■ WORK ORDER ■
Where in the records does the word "sách" occur? Copy each line in which it does.

■ SOURCE MATERIAL ■
◆ ◆ ◆
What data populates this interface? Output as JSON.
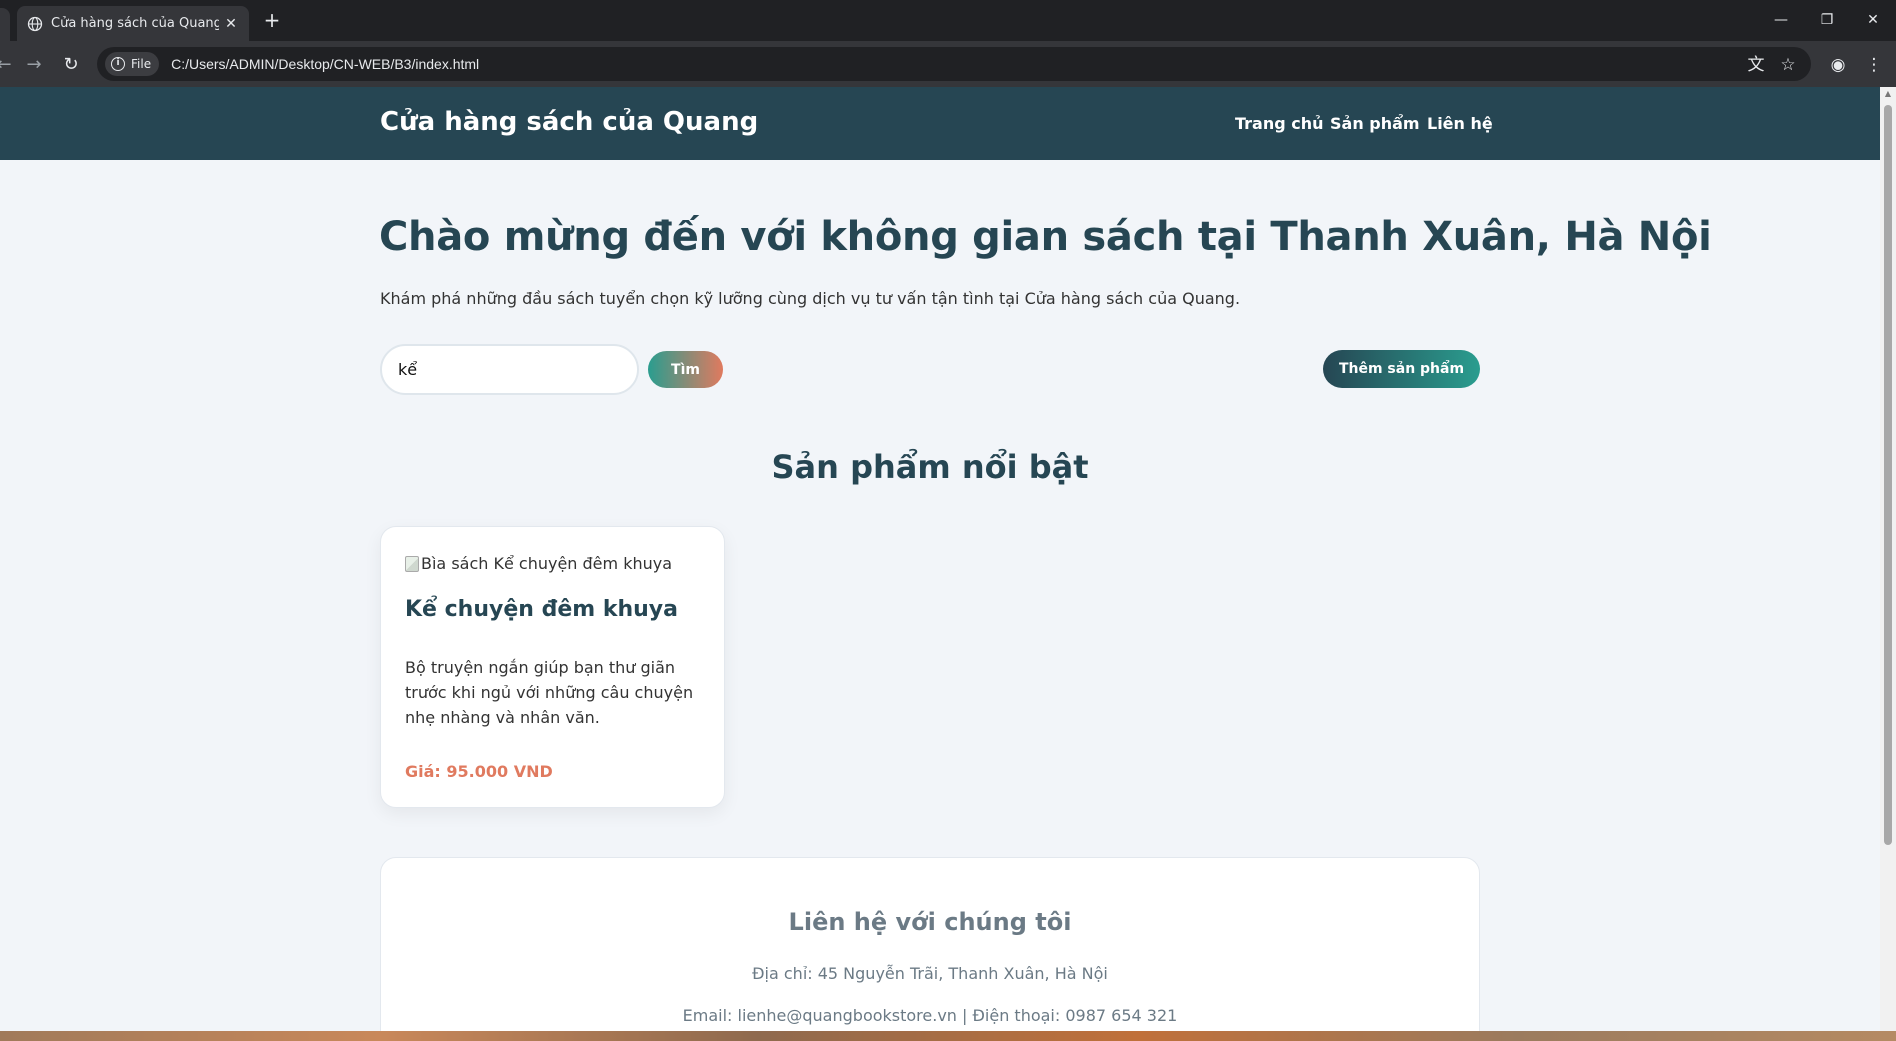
{
  "browser": {
    "tab_title": "Cửa hàng sách của Quang",
    "tab_close": "✕",
    "new_tab": "+",
    "chip_label": "File",
    "url": "C:/Users/ADMIN/Desktop/CN-WEB/B3/index.html",
    "window_controls": {
      "minimize": "—",
      "restore": "❐",
      "close": "✕"
    },
    "icons": [
      "back-icon",
      "forward-icon",
      "reload-icon",
      "translate-icon",
      "bookmark-star-icon",
      "profile-icon",
      "menu-icon"
    ]
  },
  "header": {
    "brand": "Cửa hàng sách của Quang",
    "nav": [
      "Trang chủ",
      "Sản phẩm",
      "Liên hệ"
    ]
  },
  "hero": {
    "title": "Chào mừng đến với không gian sách tại Thanh Xuân, Hà Nội",
    "subtitle": "Khám phá những đầu sách tuyển chọn kỹ lưỡng cùng dịch vụ tư vấn tận tình tại Cửa hàng sách của Quang."
  },
  "search": {
    "value": "kể",
    "button": "Tìm"
  },
  "add_product_button": "Thêm sản phẩm",
  "featured": {
    "title": "Sản phẩm nổi bật",
    "products": [
      {
        "image_alt": "Bìa sách Kể chuyện đêm khuya",
        "name": "Kể chuyện đêm khuya",
        "description": "Bộ truyện ngắn giúp bạn thư giãn trước khi ngủ với những câu chuyện nhẹ nhàng và nhân văn.",
        "price": "Giá: 95.000 VND"
      }
    ]
  },
  "contact": {
    "title": "Liên hệ với chúng tôi",
    "address": "Địa chỉ: 45 Nguyễn Trãi, Thanh Xuân, Hà Nội",
    "email_phone": "Email: lienhe@quangbookstore.vn | Điện thoại: 0987 654 321"
  },
  "colors": {
    "header_bg": "#264653",
    "accent_teal": "#2a9d8f",
    "accent_coral": "#e07a5f",
    "page_bg": "#f2f5f9"
  }
}
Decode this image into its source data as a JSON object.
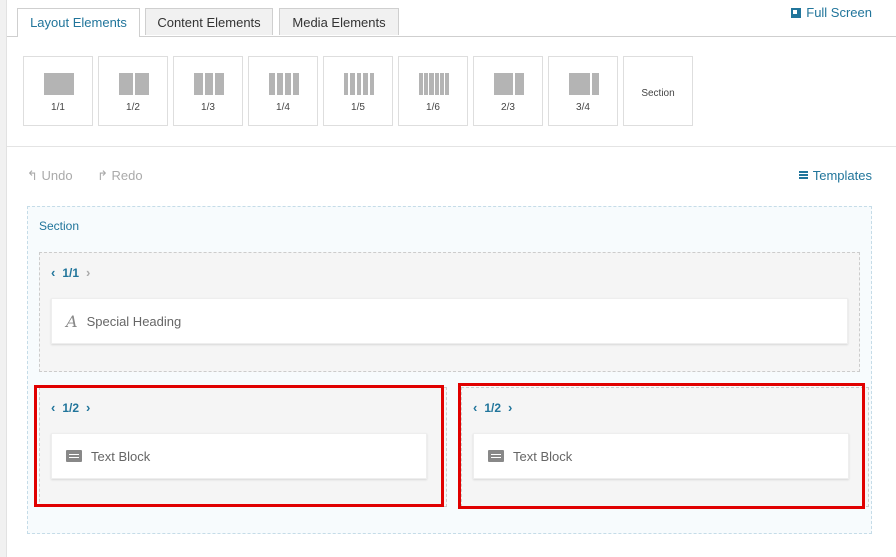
{
  "tabs": [
    {
      "label": "Layout Elements",
      "active": true
    },
    {
      "label": "Content Elements",
      "active": false
    },
    {
      "label": "Media Elements",
      "active": false
    }
  ],
  "fullscreen_label": "Full Screen",
  "layout_buttons": [
    {
      "label": "1/1",
      "icon": "col-1-1-icon"
    },
    {
      "label": "1/2",
      "icon": "col-1-2-icon"
    },
    {
      "label": "1/3",
      "icon": "col-1-3-icon"
    },
    {
      "label": "1/4",
      "icon": "col-1-4-icon"
    },
    {
      "label": "1/5",
      "icon": "col-1-5-icon"
    },
    {
      "label": "1/6",
      "icon": "col-1-6-icon"
    },
    {
      "label": "2/3",
      "icon": "col-2-3-icon"
    },
    {
      "label": "3/4",
      "icon": "col-3-4-icon"
    },
    {
      "label": "Section",
      "icon": "section-icon"
    }
  ],
  "toolbar": {
    "undo": "Undo",
    "redo": "Redo",
    "templates": "Templates"
  },
  "section": {
    "label": "Section",
    "full_column": {
      "size": "1/1",
      "element": "Special Heading"
    },
    "half_columns": [
      {
        "size": "1/2",
        "element": "Text Block"
      },
      {
        "size": "1/2",
        "element": "Text Block"
      }
    ]
  },
  "colors": {
    "accent": "#21759b",
    "highlight": "#e00000"
  }
}
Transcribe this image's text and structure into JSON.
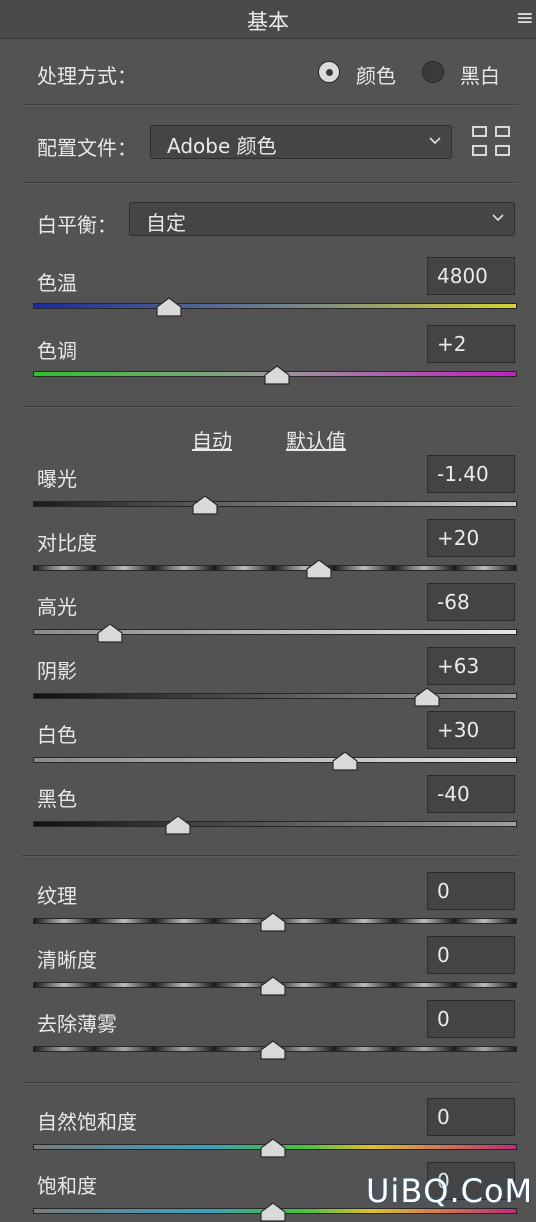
{
  "header": {
    "title": "基本",
    "menu_icon": "hamburger-menu-icon"
  },
  "treatment": {
    "label": "处理方式：",
    "options": [
      "颜色",
      "黑白"
    ],
    "selected": "颜色"
  },
  "profile": {
    "label": "配置文件：",
    "value": "Adobe 颜色",
    "browse_icon": "grid-icon"
  },
  "white_balance": {
    "label": "白平衡：",
    "value": "自定"
  },
  "actions": {
    "auto": "自动",
    "default": "默认值"
  },
  "sliders": [
    {
      "id": "temp",
      "label": "色温",
      "value": "4800",
      "position": 0.28,
      "track": "temp"
    },
    {
      "id": "tint",
      "label": "色调",
      "value": "+2",
      "position": 0.505,
      "track": "tint"
    },
    {
      "id": "exposure",
      "label": "曝光",
      "value": "-1.40",
      "position": 0.355,
      "track": "gray"
    },
    {
      "id": "contrast",
      "label": "对比度",
      "value": "+20",
      "position": 0.59,
      "track": "contrast"
    },
    {
      "id": "highlights",
      "label": "高光",
      "value": "-68",
      "position": 0.16,
      "track": "light"
    },
    {
      "id": "shadows",
      "label": "阴影",
      "value": "+63",
      "position": 0.815,
      "track": "dark"
    },
    {
      "id": "whites",
      "label": "白色",
      "value": "+30",
      "position": 0.645,
      "track": "light"
    },
    {
      "id": "blacks",
      "label": "黑色",
      "value": "-40",
      "position": 0.3,
      "track": "dark"
    },
    {
      "id": "texture",
      "label": "纹理",
      "value": "0",
      "position": 0.495,
      "track": "contrast"
    },
    {
      "id": "clarity",
      "label": "清晰度",
      "value": "0",
      "position": 0.495,
      "track": "contrast"
    },
    {
      "id": "dehaze",
      "label": "去除薄雾",
      "value": "0",
      "position": 0.495,
      "track": "dehaze"
    },
    {
      "id": "vibrance",
      "label": "自然饱和度",
      "value": "0",
      "position": 0.495,
      "track": "color"
    },
    {
      "id": "saturation",
      "label": "饱和度",
      "value": "0",
      "position": 0.495,
      "track": "color"
    }
  ],
  "watermark": "UiBQ.CoM",
  "colors": {
    "panel": "#535353",
    "header": "#4a4a4a",
    "field": "#444444",
    "thumb": "#d9d9d9"
  }
}
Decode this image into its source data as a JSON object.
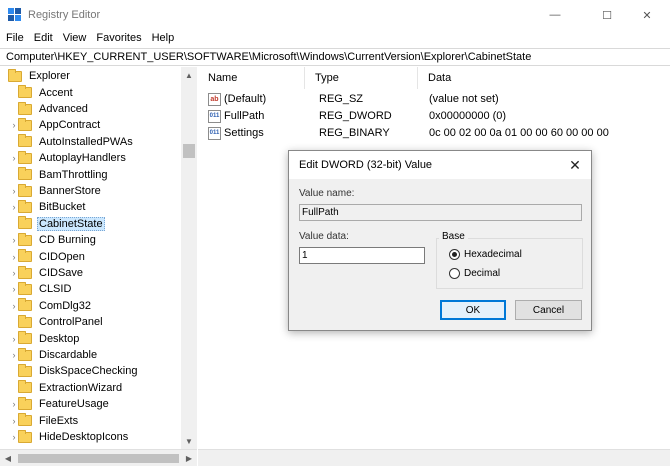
{
  "window": {
    "title": "Registry Editor",
    "min_glyph": "—",
    "max_glyph": "☐",
    "close_glyph": "✕"
  },
  "menu": [
    "File",
    "Edit",
    "View",
    "Favorites",
    "Help"
  ],
  "address": "Computer\\HKEY_CURRENT_USER\\SOFTWARE\\Microsoft\\Windows\\CurrentVersion\\Explorer\\CabinetState",
  "tree": {
    "root": "Explorer",
    "items": [
      {
        "label": "Accent",
        "expandable": false
      },
      {
        "label": "Advanced",
        "expandable": false
      },
      {
        "label": "AppContract",
        "expandable": true
      },
      {
        "label": "AutoInstalledPWAs",
        "expandable": false
      },
      {
        "label": "AutoplayHandlers",
        "expandable": true
      },
      {
        "label": "BamThrottling",
        "expandable": false
      },
      {
        "label": "BannerStore",
        "expandable": true
      },
      {
        "label": "BitBucket",
        "expandable": true
      },
      {
        "label": "CabinetState",
        "expandable": false,
        "selected": true
      },
      {
        "label": "CD Burning",
        "expandable": true
      },
      {
        "label": "CIDOpen",
        "expandable": true
      },
      {
        "label": "CIDSave",
        "expandable": true
      },
      {
        "label": "CLSID",
        "expandable": true
      },
      {
        "label": "ComDlg32",
        "expandable": true
      },
      {
        "label": "ControlPanel",
        "expandable": false
      },
      {
        "label": "Desktop",
        "expandable": true
      },
      {
        "label": "Discardable",
        "expandable": true
      },
      {
        "label": "DiskSpaceChecking",
        "expandable": false
      },
      {
        "label": "ExtractionWizard",
        "expandable": false
      },
      {
        "label": "FeatureUsage",
        "expandable": true
      },
      {
        "label": "FileExts",
        "expandable": true
      },
      {
        "label": "HideDesktopIcons",
        "expandable": true
      }
    ]
  },
  "list": {
    "columns": [
      "Name",
      "Type",
      "Data"
    ],
    "rows": [
      {
        "icon": "string-value-icon",
        "badge": "ab",
        "name": "(Default)",
        "type": "REG_SZ",
        "data": "(value not set)"
      },
      {
        "icon": "binary-value-icon",
        "badge": "011",
        "name": "FullPath",
        "type": "REG_DWORD",
        "data": "0x00000000 (0)"
      },
      {
        "icon": "binary-value-icon",
        "badge": "011",
        "name": "Settings",
        "type": "REG_BINARY",
        "data": "0c 00 02 00 0a 01 00 00 60 00 00 00"
      }
    ]
  },
  "dialog": {
    "title": "Edit DWORD (32-bit) Value",
    "close_glyph": "✕",
    "value_name_label": "Value name:",
    "value_name": "FullPath",
    "value_data_label": "Value data:",
    "value_data": "1",
    "base_label": "Base",
    "radio_hex": "Hexadecimal",
    "radio_dec": "Decimal",
    "selected_base": "Hexadecimal",
    "ok_label": "OK",
    "cancel_label": "Cancel"
  }
}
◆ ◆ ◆
■ EXERCISE RESULT ■
    "tab_title": "Cửa hàng sách của Quang",
    "brand": "Cửa hàng sách của Quang",
    "title": "Chào mừng đến với không gian sách tại Thanh Xuân, Hà Nội",
    "subtitle": "Khám phá những đầu sách tuyển chọn kỹ lưỡng cùng dịch vụ tư vấn tận tình tại Cửa hàng sách của Quang."
        "image_alt": "Bìa sách Kể chuyện đêm khuya",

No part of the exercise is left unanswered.